Downtown plaza is a venue for free expression

Free speech disputes never develop over pleasant and quiet conversations. They erupt over language that people consider offensive, because of its content or presentation or both.

That's surely the case in the lawsuit filed against the city of Modesto by a local Christian who claims he's not being allowed to preach as he wishes in Tenth Street Plaza.

There should have been better communication on both sides to settle this before it reached the courts. It's too bad that Kevin Borden, a real estate agent, did not approach the City Council members, individually or collectively, to air his complaint that his free speech was being restricted. After discussions with staff, he sought legal assistance from the Alliance Defense Fund, whose attorney wrote to City Attorney Susana Alcala Wood in April. The Alliance lawyer says she never heard back from Wood and so filed the lawsuit last week.

Wood told reporter Sue Nowicki that her intent is "to resolve this as efficiently as possible." We hope so. She should have responded earlier; this isn't the kind of issue for the city to waste a lot of attorney time defending.

The First Amendment right to free speech clearly extends to Borden and every other American. He's allowed to be in a public space and say what he has to say.

Borden's attorney claims he "has no interest in hassling people." But comments from theater and restaurant customers downtown indicate that some are feeling hassled. One wrote on modbee.com: "I've seen this guy, and I find his actions completely offensive. It may be legal, but it is offensive nonetheless. And it has nothing to do with Christianity. I'd be just as mad if this guy was screaming at the top of his lungs to sell me Amway! Yelling at people is rude -- period."

While this is, at its heart, a free speech issue, it's also generating a secondary thread of comments about whether this in-your-face confrontational style is an effective way of sharing a religious message. Most agree it's not.

But there's little doubt on the free speech argument.

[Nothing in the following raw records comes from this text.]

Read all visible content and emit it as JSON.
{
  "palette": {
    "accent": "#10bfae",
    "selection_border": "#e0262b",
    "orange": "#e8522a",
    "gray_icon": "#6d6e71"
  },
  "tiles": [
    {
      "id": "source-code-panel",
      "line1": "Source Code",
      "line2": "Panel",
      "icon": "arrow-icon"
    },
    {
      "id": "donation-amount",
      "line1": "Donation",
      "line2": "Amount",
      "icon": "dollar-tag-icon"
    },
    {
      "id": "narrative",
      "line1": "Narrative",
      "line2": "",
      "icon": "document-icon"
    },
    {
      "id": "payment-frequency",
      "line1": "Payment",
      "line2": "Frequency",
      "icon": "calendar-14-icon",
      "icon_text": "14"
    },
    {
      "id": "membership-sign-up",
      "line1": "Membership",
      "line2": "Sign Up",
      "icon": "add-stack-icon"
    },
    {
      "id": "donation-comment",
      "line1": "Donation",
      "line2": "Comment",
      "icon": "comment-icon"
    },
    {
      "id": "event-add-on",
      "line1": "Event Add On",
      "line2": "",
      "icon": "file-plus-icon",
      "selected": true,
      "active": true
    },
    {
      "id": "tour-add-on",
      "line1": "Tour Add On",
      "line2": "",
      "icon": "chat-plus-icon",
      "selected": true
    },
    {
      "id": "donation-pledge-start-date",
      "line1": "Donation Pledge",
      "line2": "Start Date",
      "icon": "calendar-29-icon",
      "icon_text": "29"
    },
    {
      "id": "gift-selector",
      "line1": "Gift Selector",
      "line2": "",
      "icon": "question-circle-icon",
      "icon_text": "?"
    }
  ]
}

The city and Borden should work out an arrangement that provides him the access he is due without disrupting downtown businesses or interfering with the people patronizing them.